◆ **EXERCISE PROMPT**
Only the lines that contain the string "name" belong in the answer; pull them from the records.

Records drawn from a dataset

Start of Block

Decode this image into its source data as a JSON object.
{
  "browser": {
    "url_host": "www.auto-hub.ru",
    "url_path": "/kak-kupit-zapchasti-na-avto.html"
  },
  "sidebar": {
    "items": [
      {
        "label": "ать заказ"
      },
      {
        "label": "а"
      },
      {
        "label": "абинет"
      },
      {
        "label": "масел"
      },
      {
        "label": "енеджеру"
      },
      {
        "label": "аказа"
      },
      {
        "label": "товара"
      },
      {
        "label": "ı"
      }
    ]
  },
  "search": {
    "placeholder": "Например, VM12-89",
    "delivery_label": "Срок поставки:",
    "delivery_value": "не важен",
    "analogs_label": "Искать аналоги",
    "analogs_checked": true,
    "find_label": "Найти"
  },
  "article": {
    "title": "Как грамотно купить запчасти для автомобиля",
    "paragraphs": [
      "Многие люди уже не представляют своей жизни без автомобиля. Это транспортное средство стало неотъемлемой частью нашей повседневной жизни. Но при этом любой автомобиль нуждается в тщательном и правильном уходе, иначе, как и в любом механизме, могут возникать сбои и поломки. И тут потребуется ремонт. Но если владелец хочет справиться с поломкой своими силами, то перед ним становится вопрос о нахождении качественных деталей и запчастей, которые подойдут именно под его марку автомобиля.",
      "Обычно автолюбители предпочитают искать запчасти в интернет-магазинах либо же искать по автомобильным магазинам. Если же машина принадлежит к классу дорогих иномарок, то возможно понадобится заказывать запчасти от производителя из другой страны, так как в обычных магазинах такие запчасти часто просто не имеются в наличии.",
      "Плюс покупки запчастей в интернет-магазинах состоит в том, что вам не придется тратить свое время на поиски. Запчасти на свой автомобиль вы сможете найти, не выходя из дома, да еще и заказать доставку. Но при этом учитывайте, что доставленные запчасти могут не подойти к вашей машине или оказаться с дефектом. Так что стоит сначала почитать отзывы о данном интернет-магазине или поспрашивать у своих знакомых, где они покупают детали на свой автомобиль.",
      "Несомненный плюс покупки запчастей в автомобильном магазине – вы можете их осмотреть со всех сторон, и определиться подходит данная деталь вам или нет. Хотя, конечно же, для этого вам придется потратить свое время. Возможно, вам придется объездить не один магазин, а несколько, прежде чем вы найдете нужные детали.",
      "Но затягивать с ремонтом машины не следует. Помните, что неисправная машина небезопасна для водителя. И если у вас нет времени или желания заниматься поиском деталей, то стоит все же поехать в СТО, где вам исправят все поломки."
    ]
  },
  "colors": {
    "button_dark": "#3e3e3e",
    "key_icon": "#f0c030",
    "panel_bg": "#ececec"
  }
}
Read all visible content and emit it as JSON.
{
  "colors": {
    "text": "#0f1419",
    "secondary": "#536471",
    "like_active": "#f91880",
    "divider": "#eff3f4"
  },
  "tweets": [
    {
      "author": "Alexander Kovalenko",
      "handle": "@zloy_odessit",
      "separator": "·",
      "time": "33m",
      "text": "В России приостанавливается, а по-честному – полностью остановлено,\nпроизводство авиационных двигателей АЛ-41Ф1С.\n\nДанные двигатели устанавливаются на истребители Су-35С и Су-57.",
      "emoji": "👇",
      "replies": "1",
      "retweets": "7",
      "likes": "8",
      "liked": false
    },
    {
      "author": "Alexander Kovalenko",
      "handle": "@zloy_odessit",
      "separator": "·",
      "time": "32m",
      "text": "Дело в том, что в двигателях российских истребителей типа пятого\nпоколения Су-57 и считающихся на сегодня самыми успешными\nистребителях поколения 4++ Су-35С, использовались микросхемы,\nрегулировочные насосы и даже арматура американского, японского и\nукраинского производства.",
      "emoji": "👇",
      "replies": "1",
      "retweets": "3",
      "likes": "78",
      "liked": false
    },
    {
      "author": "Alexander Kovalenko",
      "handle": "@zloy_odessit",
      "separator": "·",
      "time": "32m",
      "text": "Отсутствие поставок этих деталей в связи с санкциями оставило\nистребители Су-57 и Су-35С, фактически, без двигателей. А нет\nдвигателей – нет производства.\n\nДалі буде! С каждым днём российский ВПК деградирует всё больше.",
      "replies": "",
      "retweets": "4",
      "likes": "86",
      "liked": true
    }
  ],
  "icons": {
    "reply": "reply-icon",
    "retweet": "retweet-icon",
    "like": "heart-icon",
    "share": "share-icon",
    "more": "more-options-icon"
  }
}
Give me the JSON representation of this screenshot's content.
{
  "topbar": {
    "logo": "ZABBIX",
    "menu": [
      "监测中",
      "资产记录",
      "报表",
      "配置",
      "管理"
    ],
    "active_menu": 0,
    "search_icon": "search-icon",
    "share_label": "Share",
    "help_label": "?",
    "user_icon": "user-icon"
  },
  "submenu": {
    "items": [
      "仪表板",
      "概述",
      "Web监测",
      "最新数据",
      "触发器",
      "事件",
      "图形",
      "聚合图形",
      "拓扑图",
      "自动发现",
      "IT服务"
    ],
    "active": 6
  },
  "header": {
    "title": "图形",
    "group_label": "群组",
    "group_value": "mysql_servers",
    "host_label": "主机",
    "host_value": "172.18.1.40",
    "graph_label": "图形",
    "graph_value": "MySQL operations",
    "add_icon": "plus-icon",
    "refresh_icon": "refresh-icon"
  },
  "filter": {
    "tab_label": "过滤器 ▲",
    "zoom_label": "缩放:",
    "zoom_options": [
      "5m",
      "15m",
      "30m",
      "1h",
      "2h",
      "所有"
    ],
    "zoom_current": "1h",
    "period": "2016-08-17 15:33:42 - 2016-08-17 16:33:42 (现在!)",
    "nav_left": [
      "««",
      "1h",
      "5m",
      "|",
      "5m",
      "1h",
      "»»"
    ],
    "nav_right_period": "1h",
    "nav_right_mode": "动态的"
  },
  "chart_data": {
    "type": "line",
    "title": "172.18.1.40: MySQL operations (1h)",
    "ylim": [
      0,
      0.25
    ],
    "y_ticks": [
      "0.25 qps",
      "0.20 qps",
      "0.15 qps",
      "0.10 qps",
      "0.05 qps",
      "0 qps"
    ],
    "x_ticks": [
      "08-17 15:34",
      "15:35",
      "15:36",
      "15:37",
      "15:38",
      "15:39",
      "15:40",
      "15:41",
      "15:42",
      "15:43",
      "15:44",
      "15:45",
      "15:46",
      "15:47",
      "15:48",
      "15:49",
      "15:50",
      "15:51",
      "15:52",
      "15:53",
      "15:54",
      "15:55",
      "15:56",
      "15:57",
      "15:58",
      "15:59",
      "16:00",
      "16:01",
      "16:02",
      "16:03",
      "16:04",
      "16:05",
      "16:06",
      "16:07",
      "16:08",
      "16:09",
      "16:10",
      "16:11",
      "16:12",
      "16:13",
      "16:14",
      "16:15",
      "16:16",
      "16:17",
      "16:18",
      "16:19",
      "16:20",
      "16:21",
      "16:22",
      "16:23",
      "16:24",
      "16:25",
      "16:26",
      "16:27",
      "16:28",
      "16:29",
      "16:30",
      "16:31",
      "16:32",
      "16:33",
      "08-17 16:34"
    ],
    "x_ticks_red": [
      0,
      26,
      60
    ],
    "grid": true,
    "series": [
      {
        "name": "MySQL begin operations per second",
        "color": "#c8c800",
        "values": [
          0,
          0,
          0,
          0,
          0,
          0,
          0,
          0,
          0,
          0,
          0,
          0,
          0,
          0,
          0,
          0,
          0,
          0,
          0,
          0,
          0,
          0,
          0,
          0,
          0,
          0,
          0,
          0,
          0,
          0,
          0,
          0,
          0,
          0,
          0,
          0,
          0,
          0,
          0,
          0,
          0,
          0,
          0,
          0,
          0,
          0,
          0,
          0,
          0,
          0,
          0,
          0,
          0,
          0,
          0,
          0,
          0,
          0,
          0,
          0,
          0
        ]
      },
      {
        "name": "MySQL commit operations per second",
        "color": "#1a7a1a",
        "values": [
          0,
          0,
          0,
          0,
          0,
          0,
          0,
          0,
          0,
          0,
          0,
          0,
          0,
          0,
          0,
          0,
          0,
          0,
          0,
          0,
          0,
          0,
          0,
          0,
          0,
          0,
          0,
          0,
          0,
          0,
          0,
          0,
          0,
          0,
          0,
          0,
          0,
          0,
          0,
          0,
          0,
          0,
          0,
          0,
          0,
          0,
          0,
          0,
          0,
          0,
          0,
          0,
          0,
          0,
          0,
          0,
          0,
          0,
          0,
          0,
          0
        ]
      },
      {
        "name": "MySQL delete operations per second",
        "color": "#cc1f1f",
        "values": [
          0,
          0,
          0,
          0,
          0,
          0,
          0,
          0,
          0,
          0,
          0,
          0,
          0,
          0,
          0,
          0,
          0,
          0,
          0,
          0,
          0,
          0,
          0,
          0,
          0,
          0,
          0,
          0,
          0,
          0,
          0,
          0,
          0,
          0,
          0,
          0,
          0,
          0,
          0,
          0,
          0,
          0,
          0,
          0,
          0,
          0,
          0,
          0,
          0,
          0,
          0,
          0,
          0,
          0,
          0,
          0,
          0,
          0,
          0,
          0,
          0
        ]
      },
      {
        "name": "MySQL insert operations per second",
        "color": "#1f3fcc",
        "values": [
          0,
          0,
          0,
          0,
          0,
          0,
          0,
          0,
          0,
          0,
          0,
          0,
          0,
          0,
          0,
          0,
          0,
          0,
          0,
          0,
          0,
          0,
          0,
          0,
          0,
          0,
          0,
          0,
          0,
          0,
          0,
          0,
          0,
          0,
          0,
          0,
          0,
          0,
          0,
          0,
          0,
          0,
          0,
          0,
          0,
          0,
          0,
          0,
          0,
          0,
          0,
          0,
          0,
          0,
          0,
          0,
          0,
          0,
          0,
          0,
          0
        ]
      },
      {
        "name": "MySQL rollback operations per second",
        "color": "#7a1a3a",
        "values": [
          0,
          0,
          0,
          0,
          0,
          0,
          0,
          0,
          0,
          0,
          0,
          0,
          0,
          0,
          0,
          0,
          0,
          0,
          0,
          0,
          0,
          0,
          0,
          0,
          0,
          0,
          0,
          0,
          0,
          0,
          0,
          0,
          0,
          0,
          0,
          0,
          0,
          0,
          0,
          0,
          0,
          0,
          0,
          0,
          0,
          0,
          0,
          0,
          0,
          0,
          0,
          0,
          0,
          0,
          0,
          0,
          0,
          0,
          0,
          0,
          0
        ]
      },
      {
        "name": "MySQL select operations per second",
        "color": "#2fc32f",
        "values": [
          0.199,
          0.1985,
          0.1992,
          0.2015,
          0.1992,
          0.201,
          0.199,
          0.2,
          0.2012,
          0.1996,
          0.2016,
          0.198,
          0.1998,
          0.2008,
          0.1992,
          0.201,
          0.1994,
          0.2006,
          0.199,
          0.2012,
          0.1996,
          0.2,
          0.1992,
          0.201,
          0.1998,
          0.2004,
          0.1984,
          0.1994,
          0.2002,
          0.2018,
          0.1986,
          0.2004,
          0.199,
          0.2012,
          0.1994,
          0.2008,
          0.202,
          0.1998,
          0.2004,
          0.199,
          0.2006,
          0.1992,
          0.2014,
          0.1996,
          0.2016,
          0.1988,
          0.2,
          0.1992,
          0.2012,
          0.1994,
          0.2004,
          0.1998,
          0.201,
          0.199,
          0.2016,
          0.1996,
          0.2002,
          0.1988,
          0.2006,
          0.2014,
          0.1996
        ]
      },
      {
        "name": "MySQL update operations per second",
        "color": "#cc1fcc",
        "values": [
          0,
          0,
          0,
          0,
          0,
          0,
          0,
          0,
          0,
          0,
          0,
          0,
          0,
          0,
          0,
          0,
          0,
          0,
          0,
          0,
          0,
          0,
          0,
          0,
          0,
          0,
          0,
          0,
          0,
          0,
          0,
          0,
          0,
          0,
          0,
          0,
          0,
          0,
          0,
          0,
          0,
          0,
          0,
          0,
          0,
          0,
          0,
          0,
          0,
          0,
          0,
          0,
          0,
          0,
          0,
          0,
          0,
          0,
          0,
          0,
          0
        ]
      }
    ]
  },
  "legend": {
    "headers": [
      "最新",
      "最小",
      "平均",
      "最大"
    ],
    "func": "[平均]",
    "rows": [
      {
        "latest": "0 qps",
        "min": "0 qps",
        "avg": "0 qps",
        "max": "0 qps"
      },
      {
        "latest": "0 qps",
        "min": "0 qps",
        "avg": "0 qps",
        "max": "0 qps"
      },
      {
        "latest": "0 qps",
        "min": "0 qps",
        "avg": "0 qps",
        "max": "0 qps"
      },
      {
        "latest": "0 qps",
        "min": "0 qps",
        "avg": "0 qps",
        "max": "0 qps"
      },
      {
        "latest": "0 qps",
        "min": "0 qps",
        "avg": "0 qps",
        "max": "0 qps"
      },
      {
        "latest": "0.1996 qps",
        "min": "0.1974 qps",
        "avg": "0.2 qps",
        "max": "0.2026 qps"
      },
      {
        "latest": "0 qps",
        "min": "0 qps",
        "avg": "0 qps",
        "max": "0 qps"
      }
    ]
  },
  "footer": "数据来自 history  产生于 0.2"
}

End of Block

◆ **WRITTEN SOLUTION**
        "name": "MySQL begin operations per second",
        "name": "MySQL commit operations per second",
        "name": "MySQL delete operations per second",
        "name": "MySQL insert operations per second",
        "name": "MySQL rollback operations per second",
        "name": "MySQL select operations per second",
        "name": "MySQL update operations per second",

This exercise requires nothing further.